Though it’s second nature to crumple up your receipt and toss it in your wallet or pocket, Will Bulsiewicz, MD, MSCI, board-certified gastroenterologist, warns against touching this proof of purchase. Many receipts are printed on thermal paper, which means that they’re covered in a thin coating of powder that develops the dye needed for the type. He says that “this powder contains BPA, an endocrine-disrupting chemical which has been linked to breast cancer, diabetes, and hormone abnormalities in children.”
He goes on to say that many studies have shown that BPA can be absorbed through the skin, making it important to limit your interaction with this chemical. “If you don’t need a receipt, ask the cashier not to print if it is possible. If you do need it, ask for it to be placed in the bag; don’t place the receipt in a bag with food items, particularly items that are consumed raw. Finally be sure you wash your hands well after handling receipts,” he advises.
2. Bug Sprays and Repellents
Though they might prevent bug bites, infectious disease specialist and clinical assistant professor Alexea M. Gaffney-Adams, MD, says that some of the ingredients found in bug sprays may raise an eyebrow, specifically, “organophosphates,” found in herbicides, nerve agents, chemical agents, and pesticides. They’re also known as plasticizers, which are about as scary as it sounds.
Gaffney-Adams explains that “these compounds are readily absorbed through the skin and inhaled. They poison insects – and humans – by disrupting neurotransmitters necessary for proper body functions. They can affect breathing and muscle function and can cause cardiovascular collapse and death in large amounts.” Prolonged exposure to these chemicals has been linked to lung and heart disease, delayed reflexes, and cancers.

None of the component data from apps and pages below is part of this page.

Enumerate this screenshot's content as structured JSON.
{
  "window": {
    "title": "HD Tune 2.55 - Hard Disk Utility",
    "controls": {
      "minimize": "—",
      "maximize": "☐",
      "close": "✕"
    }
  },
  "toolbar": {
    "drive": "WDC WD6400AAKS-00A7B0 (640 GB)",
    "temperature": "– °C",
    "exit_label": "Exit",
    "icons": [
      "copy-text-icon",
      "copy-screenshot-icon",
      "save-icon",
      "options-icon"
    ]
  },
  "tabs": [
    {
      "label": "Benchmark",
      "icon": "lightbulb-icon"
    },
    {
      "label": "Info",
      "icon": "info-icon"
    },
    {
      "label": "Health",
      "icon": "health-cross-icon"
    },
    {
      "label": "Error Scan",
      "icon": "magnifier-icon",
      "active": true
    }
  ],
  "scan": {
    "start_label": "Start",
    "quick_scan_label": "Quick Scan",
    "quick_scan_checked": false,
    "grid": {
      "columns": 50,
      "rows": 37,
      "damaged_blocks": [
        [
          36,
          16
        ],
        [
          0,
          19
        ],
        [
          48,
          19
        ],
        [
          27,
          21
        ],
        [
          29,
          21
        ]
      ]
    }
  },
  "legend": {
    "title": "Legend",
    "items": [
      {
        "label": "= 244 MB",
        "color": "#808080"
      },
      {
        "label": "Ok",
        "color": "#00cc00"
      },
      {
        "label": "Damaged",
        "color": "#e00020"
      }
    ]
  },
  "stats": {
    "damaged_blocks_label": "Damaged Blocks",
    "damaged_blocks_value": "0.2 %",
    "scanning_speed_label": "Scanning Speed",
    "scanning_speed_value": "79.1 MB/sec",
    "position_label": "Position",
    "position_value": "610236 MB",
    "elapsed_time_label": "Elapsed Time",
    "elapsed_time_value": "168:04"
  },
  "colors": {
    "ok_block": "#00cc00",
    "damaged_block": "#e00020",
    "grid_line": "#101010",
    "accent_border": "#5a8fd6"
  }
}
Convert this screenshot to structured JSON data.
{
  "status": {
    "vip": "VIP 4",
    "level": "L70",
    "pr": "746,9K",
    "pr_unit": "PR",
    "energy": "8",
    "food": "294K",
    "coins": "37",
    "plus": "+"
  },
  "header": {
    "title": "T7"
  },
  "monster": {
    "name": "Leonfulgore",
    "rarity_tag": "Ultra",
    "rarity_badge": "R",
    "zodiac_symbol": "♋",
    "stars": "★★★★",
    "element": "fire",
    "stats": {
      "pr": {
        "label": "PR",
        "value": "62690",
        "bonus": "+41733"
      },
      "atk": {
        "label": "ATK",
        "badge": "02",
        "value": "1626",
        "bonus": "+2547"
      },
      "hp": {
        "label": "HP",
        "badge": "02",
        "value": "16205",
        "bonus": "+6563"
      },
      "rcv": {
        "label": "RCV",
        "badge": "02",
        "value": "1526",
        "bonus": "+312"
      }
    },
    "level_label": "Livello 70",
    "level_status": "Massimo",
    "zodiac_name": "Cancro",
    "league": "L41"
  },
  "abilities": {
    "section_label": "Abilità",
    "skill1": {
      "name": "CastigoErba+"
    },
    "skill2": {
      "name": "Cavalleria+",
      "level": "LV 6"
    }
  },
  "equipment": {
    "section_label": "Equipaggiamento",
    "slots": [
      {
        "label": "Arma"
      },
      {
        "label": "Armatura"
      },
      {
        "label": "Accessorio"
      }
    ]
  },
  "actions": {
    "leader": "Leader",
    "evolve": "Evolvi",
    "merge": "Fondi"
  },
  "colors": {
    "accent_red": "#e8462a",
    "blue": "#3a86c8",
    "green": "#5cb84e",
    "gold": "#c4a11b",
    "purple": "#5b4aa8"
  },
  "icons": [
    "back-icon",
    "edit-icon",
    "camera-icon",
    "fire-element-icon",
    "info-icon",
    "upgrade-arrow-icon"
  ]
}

According to family physician and general practitioner Maskfika N. Alam, MD, you might be surprised to know that washing your clothes can actually be dangerous. In addition to being full of harsh chemicals, “many detergents contain phenol, which can be easily absorbed through your skin and can cause renal and hepatic dysfunction,” she says.
When you’re in doubt, go with an organic brand of laundry detergent, especially if you have eczema, allergies, or sensitive skin.
4. Fire Retardants
Meant to keep us safe, fire retardants have actually been linked to infertility, cancer, and other disorders, according to Dr. Bulsiewicz. “They are used in most infant clothing and can be found in foam cushions in sofas and chairs, as well as children’s car seats, nursing pillows, and other upholstered products,” he says.
To avoid coming into contact with fire retardants, make sure that you buy only natural fiber clothing, particularly for children and infants. Furthermore, if you’re looking to upgrade your living room, Bulsiewicz recommends only opting for newer furniture products that contain foam, as most furniture made in America after 2005 does not contain fire retardants.
If you need to whip up some miracle recipes, you should opt for non-stick coated cookware pans or casserole dishes. However, Adam S. Gropper, MD, explains that these non-stick coatings can melt when they’re overheated, revealing aluminum that’s super unhealthy when digested.
“Ingested aluminum has been linked to Alzheimer’s disease and several cancers. If you see flaking or gauging in your coated cookware, it’s time to replace it,” he advises.
Though they are meant to keep you feeling fresh, Dr. Gropper says many formulas utilize aluminum to clot your pores and prevent excessive sweating. Since absorbing aluminum is linked to Alzheimer’s diseases and both prostate and breast cancers, Dr. Gropper recommends trying out natural deodorants instead.
They might get rid of the stench from the bathroom, but inhaling these chemicals isn’t safe for anyone in your family. The artificial fragrances that are added to air fresheners can irritate your eyes and cause inflammation. Dr. Alam says that “chronic inhalation of phthalates can cause asthma and can damage your lungs.”
8. Hand Sanitizers and Antibacterial Soap
You might think that these products are helping you stay healthy, but they can do more harm than good in the long run. The compound triclosan is found in more than 75% of hand sanitizers and antibacterial soaps, as well as in linens, underwear, gym equipment, and plastic products. “This is another endocrine buster resulting in reproductive toxicity through alterations in hormone regulation according to the FDA,” Dr. Gaffney-Adams explains.
Tricoslan has been linked to allergies, asthma, eczema, and thyroid disease. Furthermore, it’s also a suspected carcinogen, and when you overuse these products, you might build an antibiotic resistance to bacteria, making infections more difficult to treat.